Review: Lesley Byram
Why yes, I do like caramel. Why do you ask?
If you tried the recipe we shared recently for Sarah Dall’s salted caramel you’ll understand why it’s hard to move on.
I’m always keen to try things I haven’t tried before, especially when the flavour combinations are already firm favourites. And I was going to skip over the salted caramel recipe in Sam Linsell’s recently launched second cookbook, Sweet. That is, until I tasted it at a Cape Times event at which she recently gave a demonstration.
Now, I’m a believer in not messing with recipes that already work. Why, for instance, fiddle with crème brûlée when the original recipe is already perfect? Why add caramel to crunchy, fresh popcorn? Better still, why add popcorn to perfectly good caramel?
With good reason, it turns out. I used to enjoy the ready made caramel popcorn until I realised it tastes as though it’s made with margarine. Nothing on earth deserves to be made with margarine.
Sam’s recipe is for spicy salted caramel popcorn. I wasn’t sure about that. Cinnamon I can understand but this recipe includes cumin and paprika and if I hadn’t been at her demonstration I would have given it a miss. It’s just not a combination I could imagine going with caramel. I was wrong.
You don’t taste the paprika but there is a subtle hint of cumin which really adds to the deliciousness of the caramel.
I didn’t look at the clock but I don’t think it took more than 15 minutes in total.

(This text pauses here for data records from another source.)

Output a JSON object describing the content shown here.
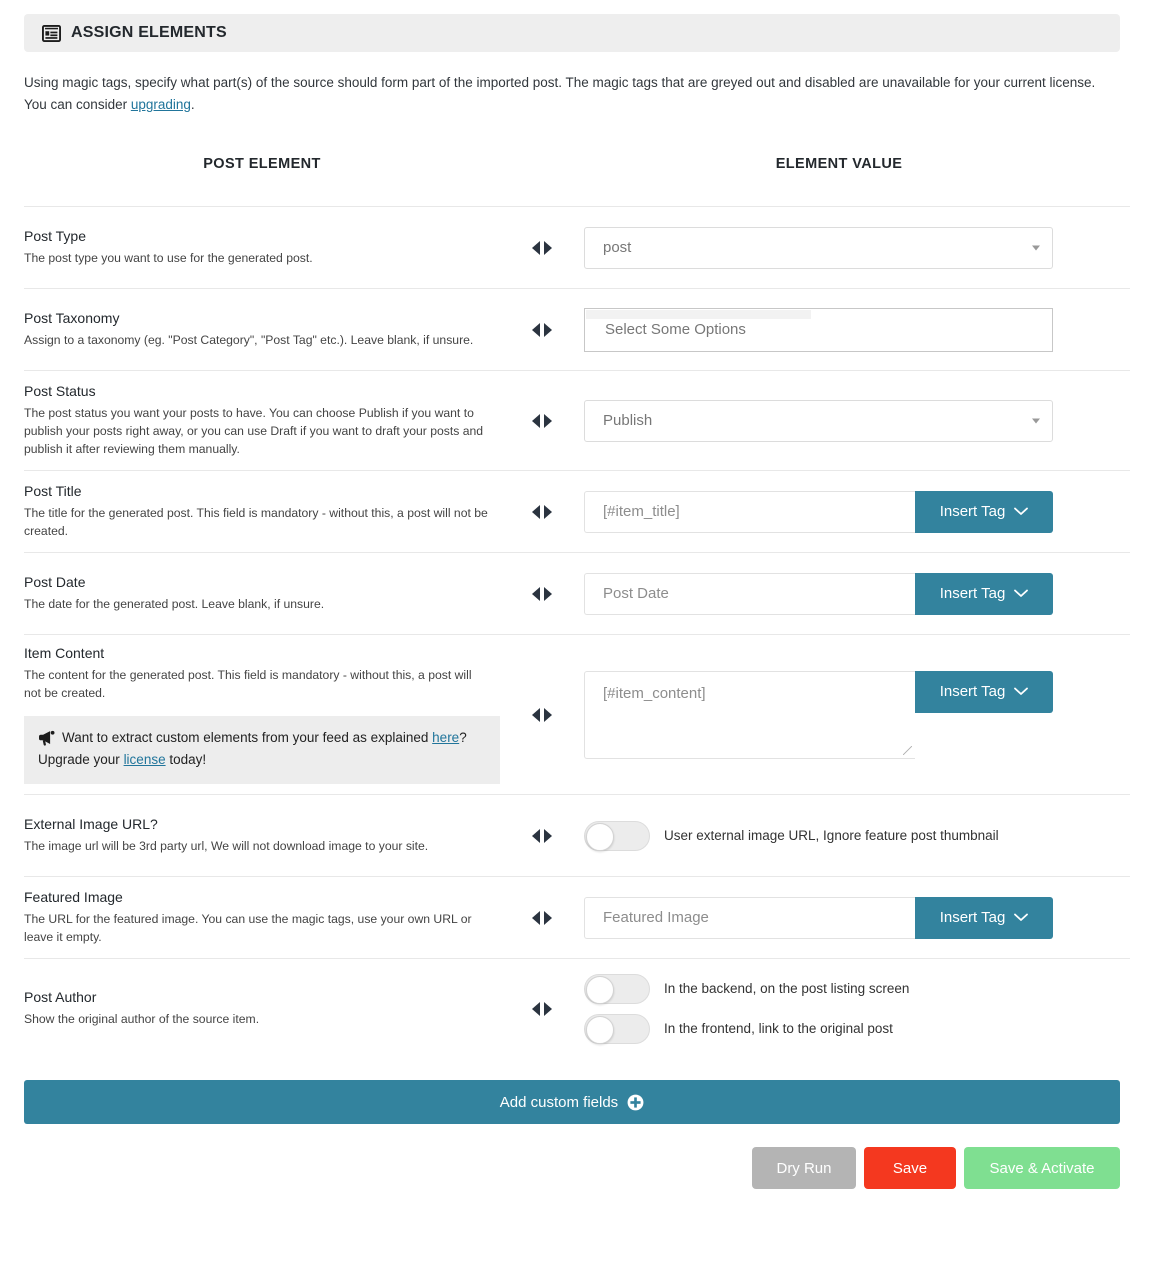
{
  "panel": {
    "title": "ASSIGN ELEMENTS",
    "icon": "list-box-icon",
    "intro_part1": "Using magic tags, specify what part(s) of the source should form part of the imported post. The magic tags that are greyed out and disabled are unavailable for your current license. You can consider ",
    "intro_link": "upgrading",
    "intro_part2": "."
  },
  "columns": {
    "left": "POST ELEMENT",
    "middle": "",
    "right": "ELEMENT VALUE"
  },
  "rows": {
    "post_type": {
      "label": "Post Type",
      "desc": "The post type you want to use for the generated post.",
      "select_value": "post"
    },
    "post_taxonomy": {
      "label": "Post Taxonomy",
      "desc": "Assign to a taxonomy (eg. \"Post Category\", \"Post Tag\" etc.). Leave blank, if unsure.",
      "placeholder": "Select Some Options"
    },
    "post_status": {
      "label": "Post Status",
      "desc": "The post status you want your posts to have. You can choose Publish if you want to publish your posts right away, or you can use Draft if you want to draft your posts and publish it after reviewing them manually.",
      "select_value": "Publish"
    },
    "post_title": {
      "label": "Post Title",
      "desc": "The title for the generated post. This field is mandatory - without this, a post will not be created.",
      "value": "[#item_title]",
      "button": "Insert Tag"
    },
    "post_date": {
      "label": "Post Date",
      "desc": "The date for the generated post. Leave blank, if unsure.",
      "value": "Post Date",
      "button": "Insert Tag"
    },
    "item_content": {
      "label": "Item Content",
      "desc": "The content for the generated post. This field is mandatory - without this, a post will not be created.",
      "value": "[#item_content]",
      "button": "Insert Tag",
      "notice_part1": "Want to extract custom elements from your feed as explained ",
      "notice_link1": "here",
      "notice_part2": "? Upgrade your ",
      "notice_link2": "license",
      "notice_part3": " today!"
    },
    "external_image_url": {
      "label": "External Image URL?",
      "desc": "The image url will be 3rd party url, We will not download image to your site.",
      "toggle_text": "User external image URL, Ignore feature post thumbnail",
      "toggle_state": "off"
    },
    "featured_image": {
      "label": "Featured Image",
      "desc": "The URL for the featured image. You can use the magic tags, use your own URL or leave it empty.",
      "value": "Featured Image",
      "button": "Insert Tag"
    },
    "post_author": {
      "label": "Post Author",
      "desc": "Show the original author of the source item.",
      "toggle1_text": "In the backend, on the post listing screen",
      "toggle1_state": "off",
      "toggle2_text": "In the frontend, link to the original post",
      "toggle2_state": "off"
    }
  },
  "footer": {
    "add_custom_fields": "Add custom fields",
    "dry_run": "Dry Run",
    "save": "Save",
    "save_activate": "Save & Activate"
  },
  "colors": {
    "teal": "#33839e",
    "red": "#f4381f",
    "green": "#7fdf91",
    "grey": "#b4b4b4",
    "link": "#21759b",
    "header_bg": "#eeeeee",
    "notice_bg": "#ededed"
  }
}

Sam’s tips were useful. Use a neutral flavoured oil – I used the neutral flavoured coconut oil. Put the oil and the popcorn kernels in the pot together and then heat. Pop on the lid and wait for the oil to heat up. It doesn’t take long at all for the kernels to start popping. Listen closely and, when there is a two to three second gap between poppings, remove it from the heat. Any longer than that and you risk burning it.
Put it in a large bowl, making sure there are no unpopped corn kernels in the bowl.
Many will say that the trick to making caramel is not to stir the sugar, butter and syrup mix while it’s boiling. Sam disagrees. While it is important not to have sugar crystals on the side of the pot (wash them off with a pastry brush dipped in water), Sam says continuously stirring prevents some parts from going darker than others or becoming bitter.
Once you’ve added the vanilla and spices and mixed it well you can pour it over the popcorn in the bowl. Work fairly quickly when you do this to ensure all the popcorn gets an even coating before the caramel starts to harden. I managed this without any trouble but if you find that some popcorn is without caramel and some clumped together you can put it all in the oven in a roasting pan at 120ºC for a while before stirring again. Stirring with two spoons or spatulas works well. Put the bowl on a rubber mat to stop it moving around your counter top if you don’t have someone to hold it for you – or use a heavier bowl.
Then you can decide whether you want individual popcorn or clumps. Individual pieces look more professional but if you prefer to munch on a clump, why not?
This makes a lovely gift in a pretty jar tied with a ribbon.
spicy salted caramel popcorn Makes 10–12 cups 125 g corn kernels 10 ml coconut oil, or any other neutral oil 5 ml ground cumin 5 ml ground cinnamon 3 ml paprika 5 ml salt 2 ml bicarbonate of soda 150 g butter 200 g granulated white sugar 30 ml golden syrup 5 ml vanilla extract This recipe turns ordinary popcorn into something special, worthy of a party. The spice is mild enough to give it an exciting flavour edge, while still suitable for children. You could add more paprika, chilli or cayenne if you want to take the heat up a notch. I use coconut oil when making popcorn – it is a little healthier andgives the popcorn a lovely flavour – but a neutral oil such as sunflower works equally well. Preheat the oven to 120 °C. Line a baking tray with silicone or baking paper. Make the popcorn any way that your prefer. (I like to use a large skillet with a glass lid.) Transfer the popcorn to a large, deep bowl; it should only half fill the bowl, allowing space to toss thesauce. Mix all the spices and bicarbonate of soda together. In a medium-size, heavy-based pot bring the butter, sugar and syrup to the boil. Continue to let it bubble, stirring continuously, until the mixture turns golden-brown and reaches the hard crack stage of 155 °C. Add the vanilla extract and spice mix and stir vigorously for a few seconds, then remove from the heat. Pour the hot caramel over the popcorn and toss to coat. Spread the caramel-covered popcorn evenly on the prepared baking tray and bake for 15 minutes. Remove it from the oven and toss to ensure it’s evenlycoated. Return it to the oven for a further 15 minutes, then remove, toss again and leave to cool. Once cool, break it up and store in an airtight container.
(Extracted from Sweet by Sam Linsell (Struik Lifestyle). Available at all good book stores, RRP of R250.00)